2145 The marching troops arrived and the relief began and by 2350 it was complete without incident. Then the long march back to the TCVs began. Owing to the enemy shellfire on the main road the transport was parked two miles farther back down the road.

8th March 1944

0200 The convoy waited at the side of the road and was met by the RQMS with hot tea, rum and biscuits. From then onward the convoy went very much faster.

1000 A very tried but cheery battalion arrived Piano di Sorrento about 10 miles south of Naples. The billets were extraordinarily good, with electric light and hot water which unfortunately stopped working just as we arrived.

9th March 1944 - Sorrento

The battalion slept solidly till the evening.

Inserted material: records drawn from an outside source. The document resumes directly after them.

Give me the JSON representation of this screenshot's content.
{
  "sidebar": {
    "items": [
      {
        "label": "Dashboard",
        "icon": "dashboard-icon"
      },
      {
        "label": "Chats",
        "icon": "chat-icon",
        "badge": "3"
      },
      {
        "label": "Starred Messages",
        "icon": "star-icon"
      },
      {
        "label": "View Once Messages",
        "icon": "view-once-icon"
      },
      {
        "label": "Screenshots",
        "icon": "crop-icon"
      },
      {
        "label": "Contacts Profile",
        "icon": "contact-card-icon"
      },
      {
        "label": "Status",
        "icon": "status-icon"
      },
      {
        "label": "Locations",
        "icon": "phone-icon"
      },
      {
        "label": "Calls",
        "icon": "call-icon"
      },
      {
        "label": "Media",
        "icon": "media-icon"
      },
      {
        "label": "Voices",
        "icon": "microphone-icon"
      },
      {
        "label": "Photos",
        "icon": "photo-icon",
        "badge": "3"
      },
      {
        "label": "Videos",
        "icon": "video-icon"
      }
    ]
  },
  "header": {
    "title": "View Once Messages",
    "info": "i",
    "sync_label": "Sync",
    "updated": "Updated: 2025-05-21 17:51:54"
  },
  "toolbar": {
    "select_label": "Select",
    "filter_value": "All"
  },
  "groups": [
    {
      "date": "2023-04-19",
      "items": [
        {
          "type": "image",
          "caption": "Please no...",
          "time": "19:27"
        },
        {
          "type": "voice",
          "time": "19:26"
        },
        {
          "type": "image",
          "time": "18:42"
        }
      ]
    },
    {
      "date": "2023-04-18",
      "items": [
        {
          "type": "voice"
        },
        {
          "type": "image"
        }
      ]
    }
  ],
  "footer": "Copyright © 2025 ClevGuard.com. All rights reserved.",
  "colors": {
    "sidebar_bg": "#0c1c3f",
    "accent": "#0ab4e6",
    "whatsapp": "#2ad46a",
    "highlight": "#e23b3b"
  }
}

Baths, cleaning up, issue of new clothes went on all day.

Many friends were seen from the 24th Guards Brigade which was gradually filtering back from the Anzio beachhead.

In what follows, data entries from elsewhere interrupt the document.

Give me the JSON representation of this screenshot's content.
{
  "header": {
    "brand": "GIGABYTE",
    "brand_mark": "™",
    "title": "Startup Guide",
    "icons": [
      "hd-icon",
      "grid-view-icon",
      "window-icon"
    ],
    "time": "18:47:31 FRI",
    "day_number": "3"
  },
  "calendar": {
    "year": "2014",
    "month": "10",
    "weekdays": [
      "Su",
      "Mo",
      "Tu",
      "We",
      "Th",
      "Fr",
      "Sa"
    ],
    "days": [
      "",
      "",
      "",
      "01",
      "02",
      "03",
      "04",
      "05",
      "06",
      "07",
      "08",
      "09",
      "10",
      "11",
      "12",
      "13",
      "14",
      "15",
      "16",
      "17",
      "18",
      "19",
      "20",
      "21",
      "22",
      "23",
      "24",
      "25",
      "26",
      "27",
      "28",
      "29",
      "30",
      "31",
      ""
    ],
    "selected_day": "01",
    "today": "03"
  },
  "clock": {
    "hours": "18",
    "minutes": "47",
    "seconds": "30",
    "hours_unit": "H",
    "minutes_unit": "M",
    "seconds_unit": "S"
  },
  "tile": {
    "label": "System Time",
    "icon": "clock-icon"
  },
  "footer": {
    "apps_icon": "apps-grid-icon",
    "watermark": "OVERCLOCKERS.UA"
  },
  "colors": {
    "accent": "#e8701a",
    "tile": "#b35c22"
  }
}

11th March 1944

The Commander and Adjutant went to a conference at Brigade HQ where it was learnt that the battalion was to send reinforcements of officers and men to the 5th on Monday 13th March to the tune of 17 officers and 410 ORs approximately.

Although it was known that this change over was to take place, the figures were staggering.

12th March 1944

1015 A Drumhead service was held in the cinema, the Brigade Commander read the lesson.

After the service the Brigade Commander addressed all Officers, Warrant Officers and Sergeants of the battalion saying how sorry he was that the 6th Battalion should have to be broken up after such a fine record and also gave some of the reason for it.

13th March 1944

Before the transfer of personnel to the 5th Battalion the Commanding Officer spoke to the battalion in the cinema. He spoke for a quarter of an hour explaining the facts, the reason and finally he wished the members of the 6th Battalion who were leaving good luck.

1410 15 officers and 287 Guardsmen were transferred to the 5th.

15th March 1944

A further 100 Guardsmen were transferred to the 5th. This made the battalion up complete to War Establishment plus reinforcements and it was hoped that this was to be the least draft.

17th March 1944

The Major-General and Brigade Major arrived in this country and the Battalion was to expect a visit from them the following day. We were to know whether the plan made by the Brigade Commanders of the 24th and 201 Guards Brigade would be accepted.

0945 Battalion paraded under the Adjutant in the town square.

Forty-five ORs were sent on leave to Salerno.

18th March 1944

The battalion played a football match against 105th Light AA Regiment at Castellamare. Result Battalion 0 AA XI 2.

1800 A further conference was held in Battalion HQ, the two Brigade Commanders were present. It was decided that the battalion could take home 100 ORs approximately and the remaining 200 ORs would go to the IRTD as reinforcements.

19th March 1944

1015 A Drumhead service was held in the cinema.

21st March 1944

The Concert Orchestra of the Irish Guards gave the Battalion a concert in the afternoon and the swing section of the same orchestra gave a session in the canteen for an hour.

22nd March 1944

Vesuvius, which had been erupting for some days, was becoming dangerous to the surrounding villages and huge clouds of ashes were being blown all over the country. Fortunately, the wind was not in our direction.

23rd March 1944

The wind began to change and the clouds began roll over our billets and the filthy dust and ash came down on top of us. By the 24th the dust was an inch deep.

24th March 1944

The Eighth Army Commander was intending to pay a visit but either owing to the volcano or the weather he was unable to come.

29th March 1944

This was another sad day for the battalion. Another draft of officers and men were sent to IRTD leaving only eight officers and 118 ORs of the Battalion.

Three subaltern officers from the Scots Guards to do duty with the Battalion till the time of departure.

30th March 1944

Forty-eight Coldstreamers arrived from the IRTD to duty with the battalion but also go home with the battalion as they had all been overseas for nearly five years.